*What you are asked to do*.
In the entries below, how many lines hold the string "Assets"? Give only the number.

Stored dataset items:
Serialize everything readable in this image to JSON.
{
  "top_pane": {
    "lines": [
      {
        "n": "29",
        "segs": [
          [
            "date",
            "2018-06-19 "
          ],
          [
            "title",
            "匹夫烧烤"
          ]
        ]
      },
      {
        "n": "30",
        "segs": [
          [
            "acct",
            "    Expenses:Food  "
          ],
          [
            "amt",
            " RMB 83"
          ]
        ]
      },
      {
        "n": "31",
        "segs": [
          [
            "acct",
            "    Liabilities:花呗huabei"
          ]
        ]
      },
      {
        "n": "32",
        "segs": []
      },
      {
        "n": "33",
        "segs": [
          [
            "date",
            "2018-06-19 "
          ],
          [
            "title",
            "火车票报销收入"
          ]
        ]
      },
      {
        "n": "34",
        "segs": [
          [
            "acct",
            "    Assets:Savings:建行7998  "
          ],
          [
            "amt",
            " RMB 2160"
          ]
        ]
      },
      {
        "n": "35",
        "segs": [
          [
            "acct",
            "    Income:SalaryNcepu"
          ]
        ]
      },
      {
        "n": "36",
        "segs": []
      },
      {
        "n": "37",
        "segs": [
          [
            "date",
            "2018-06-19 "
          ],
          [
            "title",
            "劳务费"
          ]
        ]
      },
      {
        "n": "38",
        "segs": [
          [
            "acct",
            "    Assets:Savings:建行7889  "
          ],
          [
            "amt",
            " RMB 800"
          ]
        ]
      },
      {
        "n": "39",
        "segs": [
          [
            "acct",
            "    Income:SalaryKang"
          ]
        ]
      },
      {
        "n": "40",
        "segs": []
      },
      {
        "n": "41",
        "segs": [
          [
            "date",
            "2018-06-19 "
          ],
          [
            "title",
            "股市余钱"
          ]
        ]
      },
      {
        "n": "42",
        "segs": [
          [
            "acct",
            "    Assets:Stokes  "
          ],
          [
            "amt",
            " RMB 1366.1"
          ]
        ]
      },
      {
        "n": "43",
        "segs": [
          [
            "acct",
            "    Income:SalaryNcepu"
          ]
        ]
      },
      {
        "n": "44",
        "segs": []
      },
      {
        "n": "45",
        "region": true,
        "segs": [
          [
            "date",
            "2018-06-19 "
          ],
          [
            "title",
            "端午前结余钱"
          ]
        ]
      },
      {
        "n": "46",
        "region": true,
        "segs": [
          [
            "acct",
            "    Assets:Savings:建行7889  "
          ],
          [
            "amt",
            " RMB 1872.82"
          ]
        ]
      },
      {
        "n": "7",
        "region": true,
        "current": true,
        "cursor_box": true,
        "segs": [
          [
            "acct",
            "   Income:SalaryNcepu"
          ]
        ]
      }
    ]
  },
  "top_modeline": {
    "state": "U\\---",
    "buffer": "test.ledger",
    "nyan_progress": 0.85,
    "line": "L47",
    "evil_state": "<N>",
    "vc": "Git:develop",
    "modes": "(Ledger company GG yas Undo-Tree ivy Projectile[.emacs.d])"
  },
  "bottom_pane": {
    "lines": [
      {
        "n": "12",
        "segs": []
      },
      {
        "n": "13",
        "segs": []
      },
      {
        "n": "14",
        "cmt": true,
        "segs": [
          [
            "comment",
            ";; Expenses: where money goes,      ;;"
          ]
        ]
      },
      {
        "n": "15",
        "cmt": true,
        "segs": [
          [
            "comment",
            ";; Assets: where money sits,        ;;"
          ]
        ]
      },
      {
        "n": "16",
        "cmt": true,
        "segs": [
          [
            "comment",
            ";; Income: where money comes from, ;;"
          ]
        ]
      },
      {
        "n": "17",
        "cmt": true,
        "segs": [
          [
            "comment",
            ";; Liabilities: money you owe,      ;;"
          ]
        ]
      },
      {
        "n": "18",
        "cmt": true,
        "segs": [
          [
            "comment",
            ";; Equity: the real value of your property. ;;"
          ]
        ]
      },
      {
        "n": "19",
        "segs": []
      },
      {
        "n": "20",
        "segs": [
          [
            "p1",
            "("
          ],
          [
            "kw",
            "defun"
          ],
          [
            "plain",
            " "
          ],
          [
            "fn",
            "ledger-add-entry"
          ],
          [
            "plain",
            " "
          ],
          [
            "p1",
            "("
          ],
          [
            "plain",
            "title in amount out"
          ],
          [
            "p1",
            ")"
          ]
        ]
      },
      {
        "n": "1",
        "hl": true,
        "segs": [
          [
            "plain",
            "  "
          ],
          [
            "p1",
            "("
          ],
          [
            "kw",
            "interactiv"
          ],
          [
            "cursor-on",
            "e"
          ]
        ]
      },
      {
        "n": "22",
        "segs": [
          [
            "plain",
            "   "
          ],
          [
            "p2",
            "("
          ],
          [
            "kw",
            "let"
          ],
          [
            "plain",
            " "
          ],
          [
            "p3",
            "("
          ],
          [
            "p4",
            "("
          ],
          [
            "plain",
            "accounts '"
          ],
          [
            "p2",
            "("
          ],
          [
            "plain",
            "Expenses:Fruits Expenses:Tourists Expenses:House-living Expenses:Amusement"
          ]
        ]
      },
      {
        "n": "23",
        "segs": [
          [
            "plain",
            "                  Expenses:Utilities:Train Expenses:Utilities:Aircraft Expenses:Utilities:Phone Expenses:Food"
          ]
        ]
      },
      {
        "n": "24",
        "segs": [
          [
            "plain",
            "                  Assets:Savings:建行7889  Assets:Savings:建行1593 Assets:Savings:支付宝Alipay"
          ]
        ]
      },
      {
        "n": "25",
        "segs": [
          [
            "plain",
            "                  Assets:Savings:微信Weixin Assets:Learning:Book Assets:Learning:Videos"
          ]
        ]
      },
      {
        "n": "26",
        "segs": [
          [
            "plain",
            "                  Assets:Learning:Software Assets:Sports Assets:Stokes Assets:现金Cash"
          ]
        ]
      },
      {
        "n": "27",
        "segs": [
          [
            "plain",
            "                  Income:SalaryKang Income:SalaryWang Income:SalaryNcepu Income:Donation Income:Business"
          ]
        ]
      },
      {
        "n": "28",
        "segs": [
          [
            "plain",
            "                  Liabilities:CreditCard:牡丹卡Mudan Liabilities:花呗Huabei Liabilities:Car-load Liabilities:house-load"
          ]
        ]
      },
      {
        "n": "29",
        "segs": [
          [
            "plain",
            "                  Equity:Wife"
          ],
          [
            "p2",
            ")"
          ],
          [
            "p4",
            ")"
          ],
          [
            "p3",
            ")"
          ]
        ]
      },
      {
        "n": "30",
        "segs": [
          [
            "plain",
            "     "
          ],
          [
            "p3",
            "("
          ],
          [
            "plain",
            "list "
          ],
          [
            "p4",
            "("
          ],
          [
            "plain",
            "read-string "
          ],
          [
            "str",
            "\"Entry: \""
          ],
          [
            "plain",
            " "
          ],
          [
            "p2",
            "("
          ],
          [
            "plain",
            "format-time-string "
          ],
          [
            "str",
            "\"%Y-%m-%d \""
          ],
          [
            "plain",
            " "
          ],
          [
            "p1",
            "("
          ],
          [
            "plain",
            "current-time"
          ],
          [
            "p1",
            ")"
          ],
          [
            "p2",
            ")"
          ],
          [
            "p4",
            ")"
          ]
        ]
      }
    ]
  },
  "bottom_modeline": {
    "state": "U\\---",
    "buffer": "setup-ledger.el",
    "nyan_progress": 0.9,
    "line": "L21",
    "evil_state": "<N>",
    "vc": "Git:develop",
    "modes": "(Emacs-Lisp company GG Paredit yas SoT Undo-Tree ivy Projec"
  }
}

*Answer space*.
8